For landlords looking to become landlords, knowledge of building regulations is of utmost importance. These regulations exist to ensure that buildings meet a suitable standard of safety that safeguards both residents and the general public.

Landlords who fail to abide by building regulations put tenants in jeopardy while also potentially facing significant fines or criminal prosecution.

When purchasing or making modifications on an already existing home, it is recommended that you familiarize yourself with all governing construction regulations.

Be mindful that this guide only pertains to construction taking place in England and Wales; landlords in Scotland and Northern Ireland must check local building regulations prior to undertaking any building works in those regions.

What building work do landlords need approval for?

If you plan to make any modifications to your property, building regulations approval may be necessary before work can start legally.

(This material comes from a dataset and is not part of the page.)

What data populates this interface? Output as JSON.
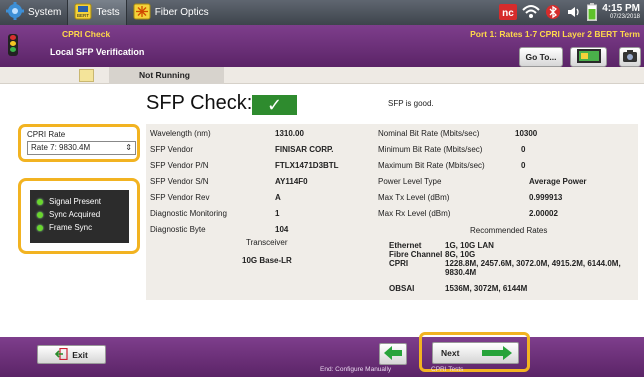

This ensures that any changes implemented comply with law and are safe.

Landlords must understand the differences between building regulations and planning permission when considering projects they wish to undertake, and determine what approvals may be necessary for their chosen endeavor.

What type of work is covered by building regulations?

An additional approval may be needed if your project involves one or more of these elements:

  • Switching fuse boxes and connecting electrics
  • Construction of a bathroom will necessitate plumbing work.
  • Switching Electrics in a Bath or Shower
  • Installing a permanent air conditioning system
  • Replacement of Doors and Windows
  • Replace roof coverings on both flat and pitched roofs
  • Install or Replace Heating System in Florida.
  • By adding additional radiators to the system, additional heating capacity can be achieved.
  • If you plan on adding or altering something not listed in the above list, it would be prudent to contact authorities in the building field first if unsure whether approval is required.

If you hire an expert to complete the task for you, they will handle obtaining approval on your behalf and this process won’t need to be handled independently by you.

In case of urgent repairs to the heating system or boilers, building regulations approval is not needed; only a licensed gas engineer is needed for such work.

What type of work is not covered by building regulations?

If your project does not fall under building regulations, approval from an authority may not be required. Furthermore, no approval needs to be sought if someone registered under a scheme to identify competent individuals is undertaking it.

Certain initiatives do not require approval by building codes, including:

  • Repair, replacement and maintenance tasks (excluding heating systems, fuse boxes, oil tanks and glazing systems ) can usually be handled locally.
  • New lighting and power points (excluding shower and bath power points ) were installed for all other areas in the bathroom and other parts of the house.
  • Adjustments can be made to existing circuits (other than ones surrounding bathtubs or showers)
  • Compatible bathtub, basins, toilets and sink replacement options
  • Visit the Planning Portal for more information on planning regulations, permitted development limits and building regulations applicable to most regular building projects.

Buildings must adhere to energy efficiency and safety regulations regardless of formal approval status.

Who should carry out the building work?

If your work falls within the bounds of building regulations, approval from an appropriate body must be secured prior to beginning any works. If this seems daunting or time consuming for you personally, consider employing an experienced tradesperson certified with one of several recognized schemes to complete this task for you.

Competent Person Certification is an accreditation system for tradespeople to demonstrate their capabilities and abilities to complete specific tasks in accordance with building standards. To qualify as a competent individual, tradespersons must carry out each task in an efficient and compliant manner.

Registered tradespersons with reputable schemes can self-certify that the work they are performing meets legal requirements, giving them the ability to carry out projects without needing approval beforehand if their tasks fall within building regulations.